======== SOURCE MATERIAL
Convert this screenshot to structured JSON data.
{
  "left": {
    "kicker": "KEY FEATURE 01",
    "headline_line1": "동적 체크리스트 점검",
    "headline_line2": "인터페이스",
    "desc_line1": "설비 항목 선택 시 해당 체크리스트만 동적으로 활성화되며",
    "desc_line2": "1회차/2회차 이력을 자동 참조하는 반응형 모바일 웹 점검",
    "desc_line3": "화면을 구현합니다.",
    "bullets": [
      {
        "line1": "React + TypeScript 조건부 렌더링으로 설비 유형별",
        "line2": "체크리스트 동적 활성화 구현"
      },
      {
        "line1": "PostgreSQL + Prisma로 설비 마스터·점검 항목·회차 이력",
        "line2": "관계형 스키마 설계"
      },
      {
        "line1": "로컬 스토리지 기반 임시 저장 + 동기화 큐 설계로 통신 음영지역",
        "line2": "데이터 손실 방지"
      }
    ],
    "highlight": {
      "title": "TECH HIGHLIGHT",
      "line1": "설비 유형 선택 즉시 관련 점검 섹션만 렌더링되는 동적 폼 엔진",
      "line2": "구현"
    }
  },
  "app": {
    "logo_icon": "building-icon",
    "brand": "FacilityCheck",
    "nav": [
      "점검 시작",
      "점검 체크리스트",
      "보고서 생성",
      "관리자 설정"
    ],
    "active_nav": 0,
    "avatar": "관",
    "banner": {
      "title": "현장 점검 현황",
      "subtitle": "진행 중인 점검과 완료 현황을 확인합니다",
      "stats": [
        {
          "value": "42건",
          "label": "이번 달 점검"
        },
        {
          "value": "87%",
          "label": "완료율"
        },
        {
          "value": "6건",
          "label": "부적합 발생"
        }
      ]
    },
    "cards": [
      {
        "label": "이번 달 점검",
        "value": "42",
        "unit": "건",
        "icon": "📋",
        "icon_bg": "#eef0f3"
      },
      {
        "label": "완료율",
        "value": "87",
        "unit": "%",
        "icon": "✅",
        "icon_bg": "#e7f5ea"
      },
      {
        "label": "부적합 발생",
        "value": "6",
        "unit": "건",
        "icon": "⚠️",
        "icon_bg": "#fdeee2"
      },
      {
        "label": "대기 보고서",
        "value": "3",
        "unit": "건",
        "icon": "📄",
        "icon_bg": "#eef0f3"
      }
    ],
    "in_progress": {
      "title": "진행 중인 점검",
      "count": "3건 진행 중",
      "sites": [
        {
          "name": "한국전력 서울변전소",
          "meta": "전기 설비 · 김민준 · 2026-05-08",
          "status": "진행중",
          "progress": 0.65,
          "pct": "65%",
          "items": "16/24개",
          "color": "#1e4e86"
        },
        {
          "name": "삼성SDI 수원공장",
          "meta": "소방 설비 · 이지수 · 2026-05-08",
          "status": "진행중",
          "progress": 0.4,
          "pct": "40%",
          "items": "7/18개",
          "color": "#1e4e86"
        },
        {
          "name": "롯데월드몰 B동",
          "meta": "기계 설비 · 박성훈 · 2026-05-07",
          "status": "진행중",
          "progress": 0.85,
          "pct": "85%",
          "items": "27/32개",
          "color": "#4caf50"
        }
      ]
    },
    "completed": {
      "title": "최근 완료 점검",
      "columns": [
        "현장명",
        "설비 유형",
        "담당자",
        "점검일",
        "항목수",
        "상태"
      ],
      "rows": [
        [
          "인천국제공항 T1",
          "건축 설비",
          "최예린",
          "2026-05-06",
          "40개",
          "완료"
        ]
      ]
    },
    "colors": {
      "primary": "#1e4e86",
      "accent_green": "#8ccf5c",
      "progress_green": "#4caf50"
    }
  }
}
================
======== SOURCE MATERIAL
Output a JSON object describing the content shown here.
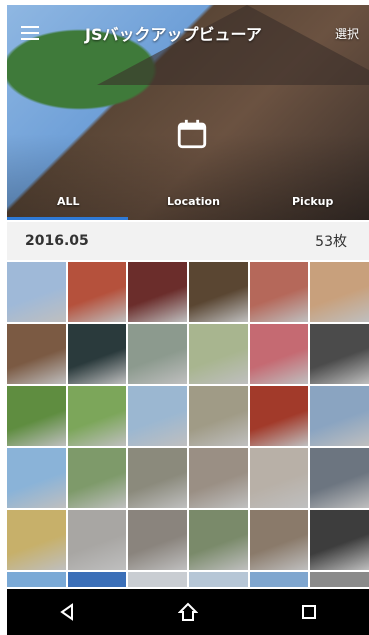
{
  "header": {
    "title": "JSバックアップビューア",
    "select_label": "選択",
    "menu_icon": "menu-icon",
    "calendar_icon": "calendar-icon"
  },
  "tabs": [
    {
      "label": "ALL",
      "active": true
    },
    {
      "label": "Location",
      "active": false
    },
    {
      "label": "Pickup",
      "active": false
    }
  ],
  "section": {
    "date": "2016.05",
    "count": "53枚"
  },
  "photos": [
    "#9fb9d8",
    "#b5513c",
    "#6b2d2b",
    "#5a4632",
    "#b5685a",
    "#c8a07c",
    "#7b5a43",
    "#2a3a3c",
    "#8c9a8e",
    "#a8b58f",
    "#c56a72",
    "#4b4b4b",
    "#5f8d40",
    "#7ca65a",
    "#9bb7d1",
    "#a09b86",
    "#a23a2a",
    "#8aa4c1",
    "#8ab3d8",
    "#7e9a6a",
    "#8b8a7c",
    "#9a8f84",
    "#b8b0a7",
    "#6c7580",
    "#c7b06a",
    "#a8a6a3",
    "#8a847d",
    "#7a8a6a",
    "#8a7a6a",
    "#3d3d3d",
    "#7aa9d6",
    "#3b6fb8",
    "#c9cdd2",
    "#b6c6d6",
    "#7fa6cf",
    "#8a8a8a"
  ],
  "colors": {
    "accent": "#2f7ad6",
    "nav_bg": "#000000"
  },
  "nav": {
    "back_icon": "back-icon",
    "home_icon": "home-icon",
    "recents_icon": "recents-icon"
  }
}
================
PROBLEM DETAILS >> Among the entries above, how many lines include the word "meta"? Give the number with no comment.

TASK OUTPUT >> 3